However, researchers from the University of Geneva (UNIGE), HES-SO Geneva, and EPFL may have just found a way to postpone cognitive decline among older adults in good health.
In the groundbreaking study, researchers explored the potential advantages of music practice and active listening in enhancing cognitive functions, specifically focusing on working memory, among retirees who had no prior experience with music.
The study involved a cohort of 132 healthy retirees aged 62 to 78, all of whom had never undergone music lessons for a duration exceeding six months. These participants were then enrolled in a six-month program comprising piano training and music awareness exercises.
The researchers segregated the participants into two distinct groups. The first group received piano lessons, while the second group participated in active listening sessions.
The active listening group concentrated on identifying instruments and analysing various musical elements from a broad spectrum of music genres. Both groups were also required to attend one-hour classes and complete half an hour of daily homework.
The researchers aimed to investigate which activity would deliver more substantial benefits in terms of cognitive enhancements, particularly working memory and brain plasticity.

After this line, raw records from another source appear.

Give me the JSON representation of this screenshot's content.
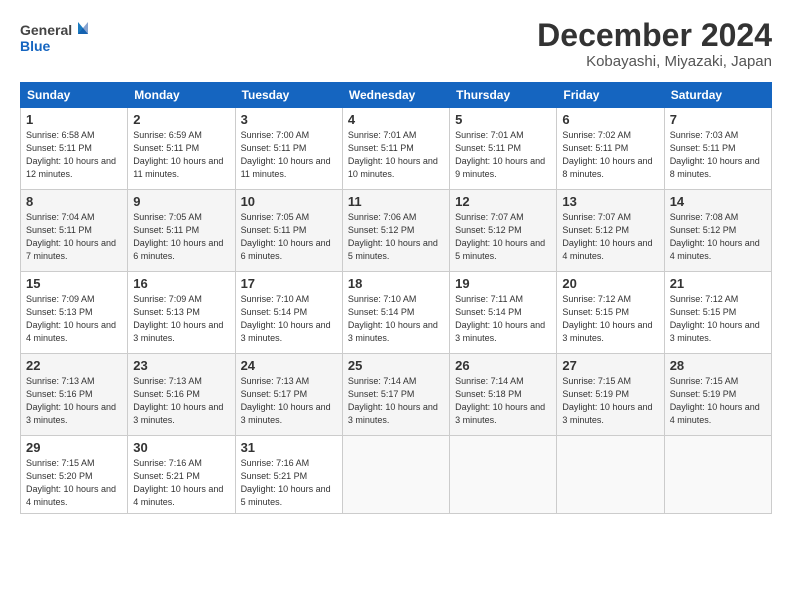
{
  "logo": {
    "text_general": "General",
    "text_blue": "Blue"
  },
  "header": {
    "month": "December 2024",
    "location": "Kobayashi, Miyazaki, Japan"
  },
  "weekdays": [
    "Sunday",
    "Monday",
    "Tuesday",
    "Wednesday",
    "Thursday",
    "Friday",
    "Saturday"
  ],
  "weeks": [
    [
      {
        "day": "1",
        "sunrise": "Sunrise: 6:58 AM",
        "sunset": "Sunset: 5:11 PM",
        "daylight": "Daylight: 10 hours and 12 minutes."
      },
      {
        "day": "2",
        "sunrise": "Sunrise: 6:59 AM",
        "sunset": "Sunset: 5:11 PM",
        "daylight": "Daylight: 10 hours and 11 minutes."
      },
      {
        "day": "3",
        "sunrise": "Sunrise: 7:00 AM",
        "sunset": "Sunset: 5:11 PM",
        "daylight": "Daylight: 10 hours and 11 minutes."
      },
      {
        "day": "4",
        "sunrise": "Sunrise: 7:01 AM",
        "sunset": "Sunset: 5:11 PM",
        "daylight": "Daylight: 10 hours and 10 minutes."
      },
      {
        "day": "5",
        "sunrise": "Sunrise: 7:01 AM",
        "sunset": "Sunset: 5:11 PM",
        "daylight": "Daylight: 10 hours and 9 minutes."
      },
      {
        "day": "6",
        "sunrise": "Sunrise: 7:02 AM",
        "sunset": "Sunset: 5:11 PM",
        "daylight": "Daylight: 10 hours and 8 minutes."
      },
      {
        "day": "7",
        "sunrise": "Sunrise: 7:03 AM",
        "sunset": "Sunset: 5:11 PM",
        "daylight": "Daylight: 10 hours and 8 minutes."
      }
    ],
    [
      {
        "day": "8",
        "sunrise": "Sunrise: 7:04 AM",
        "sunset": "Sunset: 5:11 PM",
        "daylight": "Daylight: 10 hours and 7 minutes."
      },
      {
        "day": "9",
        "sunrise": "Sunrise: 7:05 AM",
        "sunset": "Sunset: 5:11 PM",
        "daylight": "Daylight: 10 hours and 6 minutes."
      },
      {
        "day": "10",
        "sunrise": "Sunrise: 7:05 AM",
        "sunset": "Sunset: 5:11 PM",
        "daylight": "Daylight: 10 hours and 6 minutes."
      },
      {
        "day": "11",
        "sunrise": "Sunrise: 7:06 AM",
        "sunset": "Sunset: 5:12 PM",
        "daylight": "Daylight: 10 hours and 5 minutes."
      },
      {
        "day": "12",
        "sunrise": "Sunrise: 7:07 AM",
        "sunset": "Sunset: 5:12 PM",
        "daylight": "Daylight: 10 hours and 5 minutes."
      },
      {
        "day": "13",
        "sunrise": "Sunrise: 7:07 AM",
        "sunset": "Sunset: 5:12 PM",
        "daylight": "Daylight: 10 hours and 4 minutes."
      },
      {
        "day": "14",
        "sunrise": "Sunrise: 7:08 AM",
        "sunset": "Sunset: 5:12 PM",
        "daylight": "Daylight: 10 hours and 4 minutes."
      }
    ],
    [
      {
        "day": "15",
        "sunrise": "Sunrise: 7:09 AM",
        "sunset": "Sunset: 5:13 PM",
        "daylight": "Daylight: 10 hours and 4 minutes."
      },
      {
        "day": "16",
        "sunrise": "Sunrise: 7:09 AM",
        "sunset": "Sunset: 5:13 PM",
        "daylight": "Daylight: 10 hours and 3 minutes."
      },
      {
        "day": "17",
        "sunrise": "Sunrise: 7:10 AM",
        "sunset": "Sunset: 5:14 PM",
        "daylight": "Daylight: 10 hours and 3 minutes."
      },
      {
        "day": "18",
        "sunrise": "Sunrise: 7:10 AM",
        "sunset": "Sunset: 5:14 PM",
        "daylight": "Daylight: 10 hours and 3 minutes."
      },
      {
        "day": "19",
        "sunrise": "Sunrise: 7:11 AM",
        "sunset": "Sunset: 5:14 PM",
        "daylight": "Daylight: 10 hours and 3 minutes."
      },
      {
        "day": "20",
        "sunrise": "Sunrise: 7:12 AM",
        "sunset": "Sunset: 5:15 PM",
        "daylight": "Daylight: 10 hours and 3 minutes."
      },
      {
        "day": "21",
        "sunrise": "Sunrise: 7:12 AM",
        "sunset": "Sunset: 5:15 PM",
        "daylight": "Daylight: 10 hours and 3 minutes."
      }
    ],
    [
      {
        "day": "22",
        "sunrise": "Sunrise: 7:13 AM",
        "sunset": "Sunset: 5:16 PM",
        "daylight": "Daylight: 10 hours and 3 minutes."
      },
      {
        "day": "23",
        "sunrise": "Sunrise: 7:13 AM",
        "sunset": "Sunset: 5:16 PM",
        "daylight": "Daylight: 10 hours and 3 minutes."
      },
      {
        "day": "24",
        "sunrise": "Sunrise: 7:13 AM",
        "sunset": "Sunset: 5:17 PM",
        "daylight": "Daylight: 10 hours and 3 minutes."
      },
      {
        "day": "25",
        "sunrise": "Sunrise: 7:14 AM",
        "sunset": "Sunset: 5:17 PM",
        "daylight": "Daylight: 10 hours and 3 minutes."
      },
      {
        "day": "26",
        "sunrise": "Sunrise: 7:14 AM",
        "sunset": "Sunset: 5:18 PM",
        "daylight": "Daylight: 10 hours and 3 minutes."
      },
      {
        "day": "27",
        "sunrise": "Sunrise: 7:15 AM",
        "sunset": "Sunset: 5:19 PM",
        "daylight": "Daylight: 10 hours and 3 minutes."
      },
      {
        "day": "28",
        "sunrise": "Sunrise: 7:15 AM",
        "sunset": "Sunset: 5:19 PM",
        "daylight": "Daylight: 10 hours and 4 minutes."
      }
    ],
    [
      {
        "day": "29",
        "sunrise": "Sunrise: 7:15 AM",
        "sunset": "Sunset: 5:20 PM",
        "daylight": "Daylight: 10 hours and 4 minutes."
      },
      {
        "day": "30",
        "sunrise": "Sunrise: 7:16 AM",
        "sunset": "Sunset: 5:21 PM",
        "daylight": "Daylight: 10 hours and 4 minutes."
      },
      {
        "day": "31",
        "sunrise": "Sunrise: 7:16 AM",
        "sunset": "Sunset: 5:21 PM",
        "daylight": "Daylight: 10 hours and 5 minutes."
      },
      null,
      null,
      null,
      null
    ]
  ]
}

The astonishing results showcased the profound impact of these musical activities on the participants’ brains.
Engaging in music practice and active listening stimulated brain plasticity, leading to a remarkable increase in the volume of grey matter. Additionally, the researchers observed encouraging improvements in working memory among the retirees.

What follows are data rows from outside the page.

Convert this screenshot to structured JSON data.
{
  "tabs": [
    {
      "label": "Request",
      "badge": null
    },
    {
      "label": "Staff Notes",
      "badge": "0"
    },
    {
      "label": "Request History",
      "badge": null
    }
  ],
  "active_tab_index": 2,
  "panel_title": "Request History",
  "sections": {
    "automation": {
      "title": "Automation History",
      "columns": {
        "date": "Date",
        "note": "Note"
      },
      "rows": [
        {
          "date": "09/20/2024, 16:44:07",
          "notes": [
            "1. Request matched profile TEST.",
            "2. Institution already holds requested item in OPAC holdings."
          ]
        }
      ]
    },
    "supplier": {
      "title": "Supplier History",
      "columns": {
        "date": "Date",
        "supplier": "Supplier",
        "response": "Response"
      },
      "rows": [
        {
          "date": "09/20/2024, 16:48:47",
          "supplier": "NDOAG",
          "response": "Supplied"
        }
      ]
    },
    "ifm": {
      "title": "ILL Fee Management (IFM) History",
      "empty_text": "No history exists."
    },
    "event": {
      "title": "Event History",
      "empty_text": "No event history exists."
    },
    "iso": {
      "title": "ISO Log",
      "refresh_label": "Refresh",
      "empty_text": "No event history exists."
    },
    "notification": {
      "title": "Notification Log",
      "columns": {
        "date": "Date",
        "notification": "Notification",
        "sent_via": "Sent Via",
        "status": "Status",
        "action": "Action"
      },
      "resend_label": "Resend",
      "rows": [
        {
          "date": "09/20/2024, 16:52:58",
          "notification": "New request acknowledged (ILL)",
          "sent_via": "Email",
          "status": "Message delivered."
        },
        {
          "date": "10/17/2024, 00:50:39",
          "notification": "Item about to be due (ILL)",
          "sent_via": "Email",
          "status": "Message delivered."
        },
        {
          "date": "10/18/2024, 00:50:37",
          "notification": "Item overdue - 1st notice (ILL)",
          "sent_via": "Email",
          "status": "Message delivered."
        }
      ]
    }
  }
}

‘‘After six months, we found common effects for both interventions. Neuroimaging revealed an increase in grey matter in four brain regions involved in high-level cognitive functioning in all participants, including cerebellum areas involved in working memory,” said the study’s last author Clara James.
“Their performance increased by six per cent and this result was directly correlated to the plasticity of the cerebellum.”
By embracing the world of music practice and active listening, seniors now have a remarkable opportunity to safeguard and even enhance their cognitive functions, especially their working memory.
Moreover, this newfound avenue of exploration holds the potential to mitigate the decline of other vital cognitive processes, paving the way for a more fulfilling and vibrant ageing experience.
The power of music to invigorate the mind is now at the fingertips of older adults, providing them with a promising path towards maintaining their mental acuity and leading a life of cognitive vitality.
IMPORTANT LEGAL INFO This article is of a general nature and FYI only, because it doesn’t take into account your personal health requirements or existing medical conditions. That means it’s not personalised health advice and shouldn’t be relied upon as if it is. Before making a health-related decision, you should work out if the info is appropriate for your situation and get professional medical advice.